by Thomas Ryden

December 9, Wednesday – Psalms 38, 119:25–48; Amos 8; Revelation 1:17-2:11; Matthew 23:1-12
(ESV Daily Office Readings Online)

During the season of Advent, I often think about the “good news of great joy” that the angel declares to the shepherds in Luke 2. Good news can change the world.

But what about news that’s not so great? Our reading from the book of Amos doesn’t paint an upbeat picture of the future of Israel. Songs of praise and feasts will turn into wailing and death will visit God’s people. Why is this destruction coming? We get a clue in verses 4-6: the powerful are using their position of strength to take advantage of and push down the less fortunate. Those whose greed has made them complacent will soon see the fruit of their injustices.

The message from our reading from Revelation to the church in Smyrna stands in sharp contrast to the message delivered by Amos.

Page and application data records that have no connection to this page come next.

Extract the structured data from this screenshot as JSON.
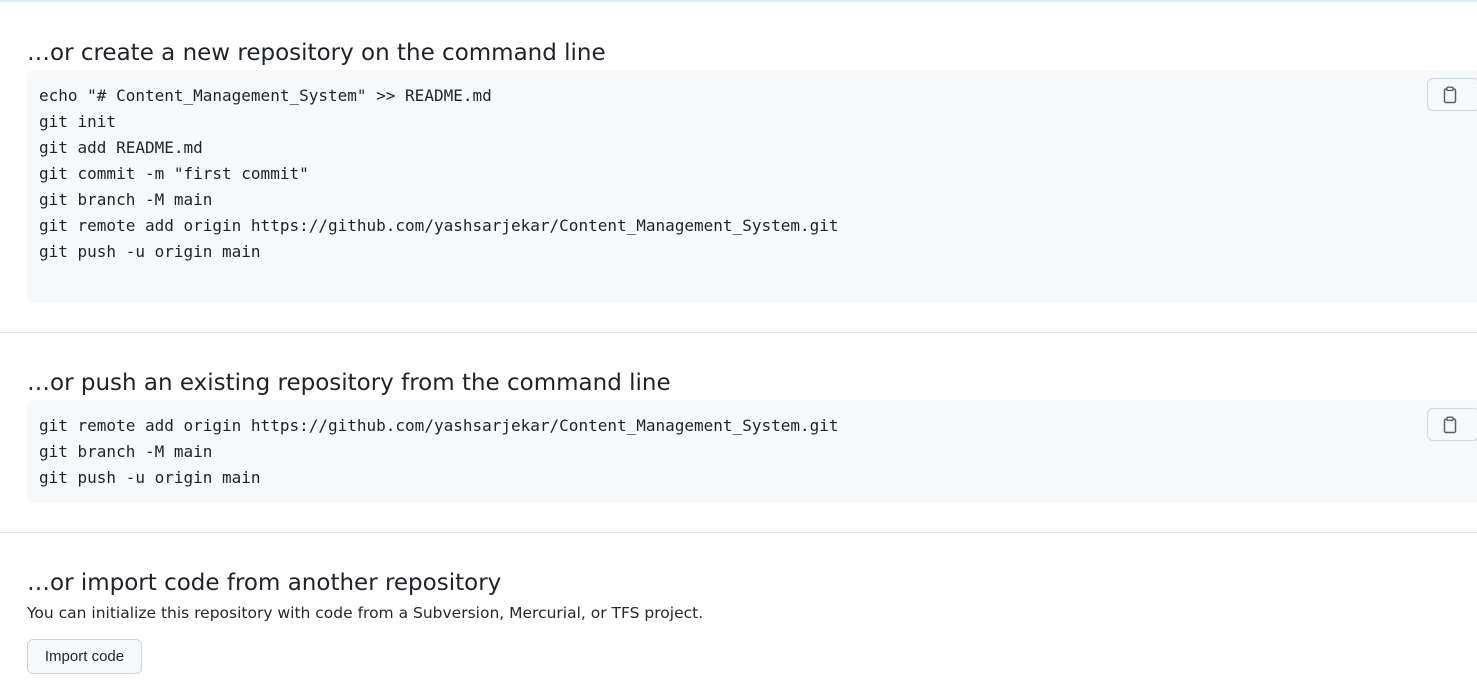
{
  "sections": {
    "create_new": {
      "heading": "…or create a new repository on the command line",
      "lines": [
        "echo \"# Content_Management_System\" >> README.md",
        "git init",
        "git add README.md",
        "git commit -m \"first commit\"",
        "git branch -M main",
        "git remote add origin https://github.com/yashsarjekar/Content_Management_System.git",
        "git push -u origin main"
      ],
      "copy_icon": "clipboard-icon"
    },
    "push_existing": {
      "heading": "…or push an existing repository from the command line",
      "lines": [
        "git remote add origin https://github.com/yashsarjekar/Content_Management_System.git",
        "git branch -M main",
        "git push -u origin main"
      ],
      "copy_icon": "clipboard-icon"
    },
    "import_code": {
      "heading": "…or import code from another repository",
      "description": "You can initialize this repository with code from a Subversion, Mercurial, or TFS project.",
      "button_label": "Import code"
    }
  },
  "colors": {
    "code_background": "#f6f8fa",
    "border": "#d0d7de",
    "text": "#1f2328",
    "top_rule": "#d8eef8"
  }
}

Although the church will experience a time of trial, God promises to be with the people through their suffering. Further, he will deliver on the promise of life after death, so that even if the present sufferings end in death, there is still hope. This is a message of hope in the face of suffering.

I think we can learn from both of these messages. When we are in times of ease, let us reflect on the ways in which our comfort may be contributing to injustice in the world. When we are suffering, let us keep doing good and hope in the final victory of God through Jesus.

The key to developing this kind of attitude is given to us in our Gospel reading for today: “All who exalt themselves will be humbled, and all who humble themselves will be exalted.” Humility can help us to see when we wrongfully put ourselves first and hurt others in the process. Second, plugging into the downwardly mobile way of Jesus helps us to put our trust not in our own strength, but in the strength of the one who came to us not as a warrior, but as a baby.

Image of George Minne’s Kneeling Boy by Johan Wieland (used by permission via Creative Commons).